These are a few of my favourite books about Rome

The Cardinal's Hat by Mary Hollingsworth
This book tells the story of one of the sons of Lucrezia Borgia who became a cardinal during the 16th century.

The Tigress of Forli by Elizabeth Lev
I love this book telling the story of Caterina Sforza who was fighting against the Borgia pope to retain the rights of her land and her freedom.

The Popes by John Julius Norwich
A detailed but easy and enjoyable book to read about the history of the papacy and the popes.

The Pope's Daughter by Caroline P Murphy
This book describes in beautiful detail, the life and times of Pope Julius II daughter, Felice della Rovere.

The Families Who Made Rome by Anthony Majanlahti
I love this Book!

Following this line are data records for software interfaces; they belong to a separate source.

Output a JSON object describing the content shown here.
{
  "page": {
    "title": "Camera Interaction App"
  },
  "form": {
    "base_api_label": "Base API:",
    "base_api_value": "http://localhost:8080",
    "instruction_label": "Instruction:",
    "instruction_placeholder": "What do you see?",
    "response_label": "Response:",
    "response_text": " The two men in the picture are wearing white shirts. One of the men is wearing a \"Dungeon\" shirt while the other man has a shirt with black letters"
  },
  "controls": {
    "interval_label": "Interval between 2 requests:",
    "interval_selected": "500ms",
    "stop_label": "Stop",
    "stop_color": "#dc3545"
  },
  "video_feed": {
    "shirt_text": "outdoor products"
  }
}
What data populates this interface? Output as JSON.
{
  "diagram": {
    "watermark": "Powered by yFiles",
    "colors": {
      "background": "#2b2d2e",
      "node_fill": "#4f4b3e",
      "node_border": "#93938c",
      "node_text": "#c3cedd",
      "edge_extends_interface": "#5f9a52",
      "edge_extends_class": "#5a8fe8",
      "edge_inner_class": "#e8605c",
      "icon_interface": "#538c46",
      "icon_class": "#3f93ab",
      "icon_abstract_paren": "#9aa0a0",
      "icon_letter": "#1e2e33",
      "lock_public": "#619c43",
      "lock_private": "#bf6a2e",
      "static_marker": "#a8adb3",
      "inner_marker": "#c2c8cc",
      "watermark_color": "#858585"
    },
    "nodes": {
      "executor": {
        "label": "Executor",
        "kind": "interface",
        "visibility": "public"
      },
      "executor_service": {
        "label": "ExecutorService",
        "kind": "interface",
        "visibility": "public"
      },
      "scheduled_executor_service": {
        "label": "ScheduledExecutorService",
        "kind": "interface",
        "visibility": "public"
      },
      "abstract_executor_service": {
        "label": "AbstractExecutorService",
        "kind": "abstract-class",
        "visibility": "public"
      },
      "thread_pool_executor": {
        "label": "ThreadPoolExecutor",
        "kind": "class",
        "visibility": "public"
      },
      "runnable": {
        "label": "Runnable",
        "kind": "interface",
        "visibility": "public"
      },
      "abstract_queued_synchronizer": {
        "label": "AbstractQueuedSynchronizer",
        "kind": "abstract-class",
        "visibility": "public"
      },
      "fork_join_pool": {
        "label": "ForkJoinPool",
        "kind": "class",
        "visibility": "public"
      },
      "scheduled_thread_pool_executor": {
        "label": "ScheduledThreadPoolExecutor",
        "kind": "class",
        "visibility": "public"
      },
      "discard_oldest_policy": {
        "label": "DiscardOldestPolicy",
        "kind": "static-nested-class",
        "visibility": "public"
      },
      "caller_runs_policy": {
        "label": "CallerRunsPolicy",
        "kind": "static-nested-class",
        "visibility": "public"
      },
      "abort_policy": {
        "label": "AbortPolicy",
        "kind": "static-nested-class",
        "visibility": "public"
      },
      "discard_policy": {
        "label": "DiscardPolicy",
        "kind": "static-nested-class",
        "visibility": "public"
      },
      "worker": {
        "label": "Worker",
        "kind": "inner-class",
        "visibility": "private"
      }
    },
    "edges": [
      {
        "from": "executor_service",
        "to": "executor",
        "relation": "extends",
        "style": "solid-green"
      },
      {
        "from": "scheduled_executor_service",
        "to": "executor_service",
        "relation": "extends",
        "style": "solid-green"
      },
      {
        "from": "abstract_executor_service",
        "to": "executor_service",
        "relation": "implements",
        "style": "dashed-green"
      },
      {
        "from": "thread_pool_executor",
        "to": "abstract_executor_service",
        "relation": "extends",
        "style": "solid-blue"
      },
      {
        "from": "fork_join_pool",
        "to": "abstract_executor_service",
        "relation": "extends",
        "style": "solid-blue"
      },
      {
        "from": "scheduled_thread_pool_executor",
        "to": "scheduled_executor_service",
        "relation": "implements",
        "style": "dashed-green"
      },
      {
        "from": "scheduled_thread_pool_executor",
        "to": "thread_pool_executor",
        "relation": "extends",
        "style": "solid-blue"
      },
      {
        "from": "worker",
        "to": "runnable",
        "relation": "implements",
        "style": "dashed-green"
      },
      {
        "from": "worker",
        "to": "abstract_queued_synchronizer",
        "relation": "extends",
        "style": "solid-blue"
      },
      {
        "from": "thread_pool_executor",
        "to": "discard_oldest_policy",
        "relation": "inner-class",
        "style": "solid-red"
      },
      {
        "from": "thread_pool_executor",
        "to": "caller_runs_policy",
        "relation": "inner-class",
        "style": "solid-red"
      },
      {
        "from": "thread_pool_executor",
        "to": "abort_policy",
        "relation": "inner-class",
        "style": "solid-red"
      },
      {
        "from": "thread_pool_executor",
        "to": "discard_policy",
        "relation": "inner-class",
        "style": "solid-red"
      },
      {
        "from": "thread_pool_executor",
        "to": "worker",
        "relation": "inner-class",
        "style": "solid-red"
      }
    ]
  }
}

It explains the families who made Rome what it is as we see it today and also looks at their triumphs, scandals and failures.

Rome by Robert Hughes
This book explains Rome from its beginning and expands on the Renaissance and Baroque until present times.

The Lost Painting by Jonathan Harr
Another of my favourite reads about a lost Caravaggio painting and the search for its provenance.